nf(A | B) is not really needed and can be removed.

JavaNull

I agree with @smarter and your suggestion that users should be able to write down JavaNull, so we’ll lift the restriction.

Flow-sensitive Type Inference

As per the usage stats above, the

if (x ne null) {
// do something with x, access its fields, etc
}

pattern seems quite common. See for example

(these are just arbitrary examples off github search)

Unfortunately, the type inference isn’t able to handle some of the usages: for example, if they involve a non-stable path:

I don’t have a good sense for what percentage of the usages the type inference can handle (and hence how much value we get from it), but from what I’ve seen so far I lean towards saying we do need it. Can you think of a different way to migrate/rewrite that usage pattern?


#17

I like that this generalizes well. Will prototype it in the current PR.


#18

One section I’d particularly like to get feedback on is the binary compatibility one: https://gist.github.com/abeln/9f79774bac111d99b3ae2cb9016a33e6#binary-compatibility

To restate our approach here: when loading Scala code compiled with a pre-explicit-null compiler, we leave the types unchanged. That is, we don’t apply the nf function above to Scala types (only Java types).

This has the nice property that you can update your code with minimal changes to the explicit-nulls world, before your dependencies have updated.
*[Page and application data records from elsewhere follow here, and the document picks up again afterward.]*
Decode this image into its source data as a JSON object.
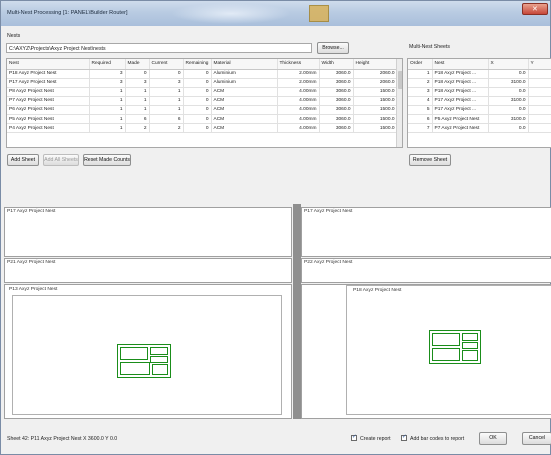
{
  "window": {
    "title": "Multi-Nest Processing [1: PANEL\\Builder Router]",
    "close_label": "✕"
  },
  "nests_section": {
    "label": "Nests",
    "path": "C:\\AXYZ\\Projects\\Axyz Project Nest\\nests",
    "browse_label": "Browse...",
    "columns": [
      "Nest",
      "Required",
      "Made",
      "Current",
      "Remaining",
      "Material",
      "Thickness",
      "Width",
      "Height"
    ],
    "rows": [
      [
        "P18 Axyz Project Nest",
        "3",
        "0",
        "0",
        "0",
        "Aluminium",
        "2.00mm",
        "3060.0",
        "2060.0"
      ],
      [
        "P17 Axyz Project Nest",
        "3",
        "3",
        "3",
        "0",
        "Aluminium",
        "2.00mm",
        "3060.0",
        "2060.0"
      ],
      [
        "P8 Axyz Project Nest",
        "1",
        "1",
        "1",
        "0",
        "ACM",
        "4.00mm",
        "3060.0",
        "1500.0"
      ],
      [
        "P7 Axyz Project Nest",
        "1",
        "1",
        "1",
        "0",
        "ACM",
        "4.00mm",
        "3060.0",
        "1500.0"
      ],
      [
        "P6 Axyz Project Nest",
        "1",
        "1",
        "1",
        "0",
        "ACM",
        "4.00mm",
        "3060.0",
        "1500.0"
      ],
      [
        "P5 Axyz Project Nest",
        "1",
        "6",
        "6",
        "0",
        "ACM",
        "4.00mm",
        "3060.0",
        "1500.0"
      ],
      [
        "P4 Axyz Project Nest",
        "1",
        "2",
        "2",
        "0",
        "ACM",
        "4.00mm",
        "3060.0",
        "1500.0"
      ]
    ],
    "add_sheet_label": "Add Sheet",
    "add_all_sheets_label": "Add All Sheets",
    "reset_counts_label": "Reset Made Counts"
  },
  "multinest_section": {
    "label": "Multi-Nest Sheets",
    "columns": [
      "Order",
      "Nest",
      "X",
      "Y"
    ],
    "rows": [
      [
        "1",
        "P18 Axyz Project ...",
        "0.0",
        "0.0"
      ],
      [
        "2",
        "P18 Axyz Project ...",
        "3100.0",
        "0.0"
      ],
      [
        "3",
        "P18 Axyz Project ...",
        "0.0",
        "0.0"
      ],
      [
        "4",
        "P17 Axyz Project ...",
        "3100.0",
        "0.0"
      ],
      [
        "5",
        "P17 Axyz Project ...",
        "0.0",
        "0.0"
      ],
      [
        "6",
        "P5 Axyz Project Nest",
        "3100.0",
        "0.0"
      ],
      [
        "7",
        "P7 Axyz Project Nest",
        "0.0",
        "0.0"
      ]
    ],
    "remove_sheet_label": "Remove Sheet"
  },
  "previews_left": [
    {
      "title": "P17 Axyz Project Nest"
    },
    {
      "title": "P21 Axyz Project Nest"
    },
    {
      "title": "P13 Axyz Project Nest"
    }
  ],
  "previews_right": [
    {
      "title": "P17 Axyz Project Nest"
    },
    {
      "title": "P22 Axyz Project Nest"
    },
    {
      "title": "P18 Axyz Project Nest"
    }
  ],
  "status": {
    "text": "Sheet 42: P11 Axyz Project Nest  X 3600.0  Y 0.0",
    "create_report_label": "Create report",
    "barcodes_label": "Add bar codes to report",
    "ok_label": "OK",
    "cancel_label": "Cancel"
  },
  "colors": {
    "nest_outline": "#1a8d1a",
    "splitter": "#8f8f8f"
  }
}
Notice that the “unit of update” is whatever sources are in your build. In particular, it’s not possible to have part of a project with explicit nulls and the other part with implicit nulls. It’s also not possible to decide that some dependencies will be imported in “strict” mode (explicit null) while others won’t. I think to the user this makes for a conceptually-simpler model of what types mean, but there’s less granularity/control over the feature.

Do people have any concerns/ideas around binary compatibility?


#19

It’s used by scala.sys.process, which is bundled with the standard library

@ import scala.sys.process._
import scala.sys.process._

@ "ls".!!
res4: String = """LICENSE
build.sc
out
readme.md
requests
"""

Along with the following other operators:

!   !!  !!< !<  ### #&& #<  #>  #>> #|  #|| %   %%

I’d be in favor of deprecating scala.sys.process and/or moving it into a separate optional module. The code is awful, the API is crazy, and it has had approximately 0 progress made since it was merged into scala/scala 9 years ago un-reviewed.


#20

The first step would be to add non-symbolic aliases for all these operators, I think a PR doing that would be accepted (though maybe not with RC1 so close now): https://github.com/scala/bug/issues/11133